Uganda deports British producer over gay-themed play
Uganda has deported a British theatre producer who staged a gay-themed play, the British High Commission said Tuesday.
David Cecil was arrested last summer for failing to gain authorization to stage the play The River and the Mountain as well as for disobeying an order from a public official. A court subsequently cleared him of charges, but he was arrested again last week.
Ugandan Ethics Minister Simon Lokodo said Tuesday that Cecil was an "undesirable immigrant" who was promoting gay rights and confirmed the theatre producer had been forced out of the country on Monday by ministerial order.
Homosexuality is illegal in Uganda and the country is considering new laws that would increase penalties against Uganda’s gay community.
Cecil’s play The River and the Mountain tells the story of a gay businessman who is murdered by his own employees. In an interview with CBC’s As It Happens following his initial arrest in September, Cecil described the play as a "comedy-drama" and said he wants to highlight the ways sexuality and politics intersect in Uganda.
"There is no scene or moment in the play that says 'It’s OK to be gay' or 'You must accept gays,'" he said.
He added that it was very unusual for Uganda to require official approval of a play in advance.
"We were completely unaware that the play would require some form of official clearance to be performed publicly and we were only made aware of that days before it would be performed. We put a lot of time and energy into preparing the play," Cecil said, explaining why he went ahead with the production.

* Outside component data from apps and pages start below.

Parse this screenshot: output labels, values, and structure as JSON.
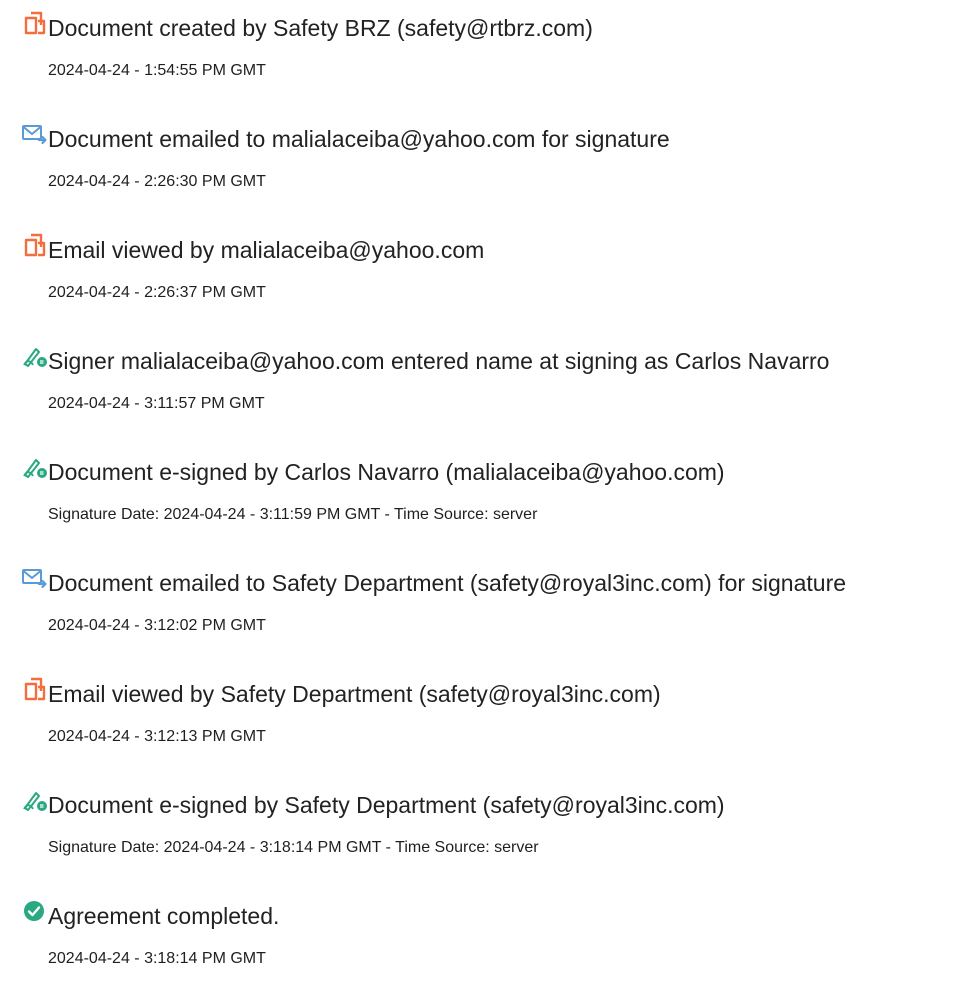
{
  "events": [
    {
      "icon": "document-icon",
      "title": "Document created by Safety BRZ (safety@rtbrz.com)",
      "time": "2024-04-24 - 1:54:55 PM GMT"
    },
    {
      "icon": "email-sent-icon",
      "title": "Document emailed to malialaceiba@yahoo.com for signature",
      "time": "2024-04-24 - 2:26:30 PM GMT"
    },
    {
      "icon": "document-icon",
      "title": "Email viewed by malialaceiba@yahoo.com",
      "time": "2024-04-24 - 2:26:37 PM GMT"
    },
    {
      "icon": "signature-icon",
      "title": "Signer malialaceiba@yahoo.com entered name at signing as Carlos Navarro",
      "time": "2024-04-24 - 3:11:57 PM GMT"
    },
    {
      "icon": "signature-icon",
      "title": "Document e-signed by Carlos Navarro (malialaceiba@yahoo.com)",
      "time": "Signature Date: 2024-04-24 - 3:11:59 PM GMT - Time Source: server"
    },
    {
      "icon": "email-sent-icon",
      "title": "Document emailed to Safety Department (safety@royal3inc.com) for signature",
      "time": "2024-04-24 - 3:12:02 PM GMT"
    },
    {
      "icon": "document-icon",
      "title": "Email viewed by Safety Department (safety@royal3inc.com)",
      "time": "2024-04-24 - 3:12:13 PM GMT"
    },
    {
      "icon": "signature-icon",
      "title": "Document e-signed by Safety Department (safety@royal3inc.com)",
      "time": "Signature Date: 2024-04-24 - 3:18:14 PM GMT - Time Source: server"
    },
    {
      "icon": "check-circle-icon",
      "title": "Agreement completed.",
      "time": "2024-04-24 - 3:18:14 PM GMT"
    }
  ],
  "colors": {
    "document_icon": "#f26e3d",
    "email_icon": "#5b9bd5",
    "signature_icon": "#2aa882",
    "check_icon": "#2aa882"
  }
}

International rights activists held up Cecil’s case as an example of how misguided Uganda in its approach to homosexuality. The country had considered legislation that would introduce the death penalty for homosexuals, but the move drew so much international condemnation that officials rewrote the law, with the sentence life imprisonment instead.
The government also has proposed introducing a charge of "promotion of homosexuality," which could carry a term of up to seven years in prison for those convicted of "funding and sponsoring ... homosexuality and related activities."

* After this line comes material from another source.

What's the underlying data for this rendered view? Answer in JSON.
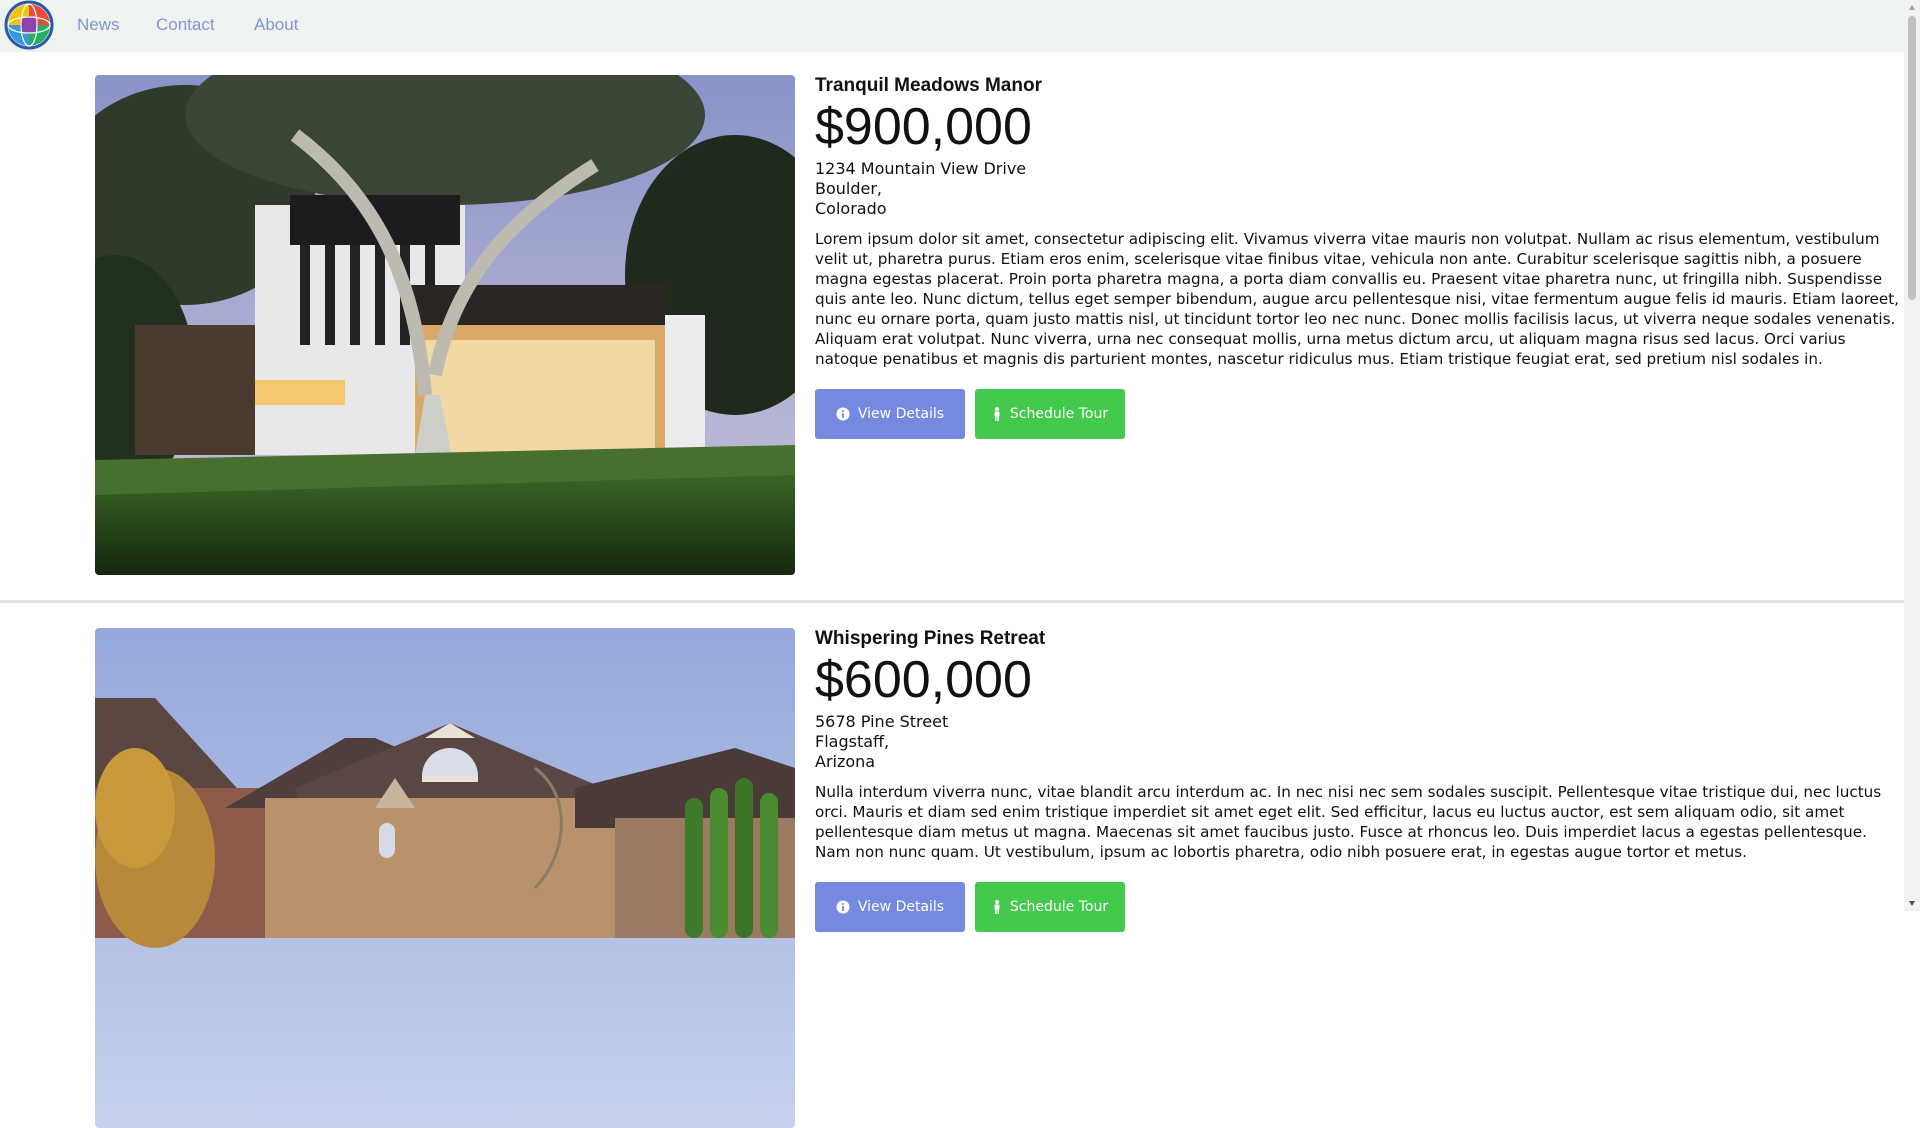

Cecil has said he did not think of himself as an activist and that he believes Uganda will change its attitudes only when pressure came from its own citizens. He was able to briefly call his Ugandan girlfriend from the airport before being rushed onto the plane, warning her to call a lawyer.
British High Commission spokesperson Chris Ward said the U.K. was concerned about Cecil's deportation without a chance to challenge the order in court. Ward told Reuters he intends to meet with Ugandan officials.
"It's obviously key ... [for] the U.K. government to know that due process is being followed," he said.
With files from the Associated Press